***** Material for the task
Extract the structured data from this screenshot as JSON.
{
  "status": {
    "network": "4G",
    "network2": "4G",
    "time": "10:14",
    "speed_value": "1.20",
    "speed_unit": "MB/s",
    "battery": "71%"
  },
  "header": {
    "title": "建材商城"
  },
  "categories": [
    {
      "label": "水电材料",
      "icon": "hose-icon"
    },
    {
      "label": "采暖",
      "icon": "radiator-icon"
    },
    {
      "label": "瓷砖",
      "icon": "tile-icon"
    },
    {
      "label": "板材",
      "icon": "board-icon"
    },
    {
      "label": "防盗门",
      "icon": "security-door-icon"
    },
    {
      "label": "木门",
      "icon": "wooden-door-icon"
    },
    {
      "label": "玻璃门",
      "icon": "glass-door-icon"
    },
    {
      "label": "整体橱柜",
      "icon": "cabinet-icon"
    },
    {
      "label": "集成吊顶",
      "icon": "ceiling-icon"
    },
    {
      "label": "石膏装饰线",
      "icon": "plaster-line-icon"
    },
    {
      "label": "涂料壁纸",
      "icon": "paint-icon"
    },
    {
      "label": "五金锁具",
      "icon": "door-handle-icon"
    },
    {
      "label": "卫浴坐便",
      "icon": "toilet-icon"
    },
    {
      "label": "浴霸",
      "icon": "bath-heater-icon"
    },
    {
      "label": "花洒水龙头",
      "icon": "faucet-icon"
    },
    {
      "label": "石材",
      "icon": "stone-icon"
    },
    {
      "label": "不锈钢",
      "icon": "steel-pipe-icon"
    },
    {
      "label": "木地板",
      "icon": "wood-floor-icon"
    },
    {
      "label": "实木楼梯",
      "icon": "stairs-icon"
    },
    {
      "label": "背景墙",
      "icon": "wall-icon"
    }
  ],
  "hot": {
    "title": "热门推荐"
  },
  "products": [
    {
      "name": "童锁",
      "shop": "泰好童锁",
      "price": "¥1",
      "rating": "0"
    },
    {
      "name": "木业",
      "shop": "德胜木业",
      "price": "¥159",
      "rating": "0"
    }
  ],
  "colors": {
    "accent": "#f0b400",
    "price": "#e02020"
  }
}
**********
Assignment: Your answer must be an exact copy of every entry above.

Result of this exercise:
Extract the structured data from this screenshot as JSON.
{
  "status": {
    "network": "4G",
    "network2": "4G",
    "time": "10:14",
    "speed_value": "1.20",
    "speed_unit": "MB/s",
    "battery": "71%"
  },
  "header": {
    "title": "建材商城"
  },
  "categories": [
    {
      "label": "水电材料",
      "icon": "hose-icon"
    },
    {
      "label": "采暖",
      "icon": "radiator-icon"
    },
    {
      "label": "瓷砖",
      "icon": "tile-icon"
    },
    {
      "label": "板材",
      "icon": "board-icon"
    },
    {
      "label": "防盗门",
      "icon": "security-door-icon"
    },
    {
      "label": "木门",
      "icon": "wooden-door-icon"
    },
    {
      "label": "玻璃门",
      "icon": "glass-door-icon"
    },
    {
      "label": "整体橱柜",
      "icon": "cabinet-icon"
    },
    {
      "label": "集成吊顶",
      "icon": "ceiling-icon"
    },
    {
      "label": "石膏装饰线",
      "icon": "plaster-line-icon"
    },
    {
      "label": "涂料壁纸",
      "icon": "paint-icon"
    },
    {
      "label": "五金锁具",
      "icon": "door-handle-icon"
    },
    {
      "label": "卫浴坐便",
      "icon": "toilet-icon"
    },
    {
      "label": "浴霸",
      "icon": "bath-heater-icon"
    },
    {
      "label": "花洒水龙头",
      "icon": "faucet-icon"
    },
    {
      "label": "石材",
      "icon": "stone-icon"
    },
    {
      "label": "不锈钢",
      "icon": "steel-pipe-icon"
    },
    {
      "label": "木地板",
      "icon": "wood-floor-icon"
    },
    {
      "label": "实木楼梯",
      "icon": "stairs-icon"
    },
    {
      "label": "背景墙",
      "icon": "wall-icon"
    }
  ],
  "hot": {
    "title": "热门推荐"
  },
  "products": [
    {
      "name": "童锁",
      "shop": "泰好童锁",
      "price": "¥1",
      "rating": "0"
    },
    {
      "name": "木业",
      "shop": "德胜木业",
      "price": "¥159",
      "rating": "0"
    }
  ],
  "colors": {
    "accent": "#f0b400",
    "price": "#e02020"
  }
}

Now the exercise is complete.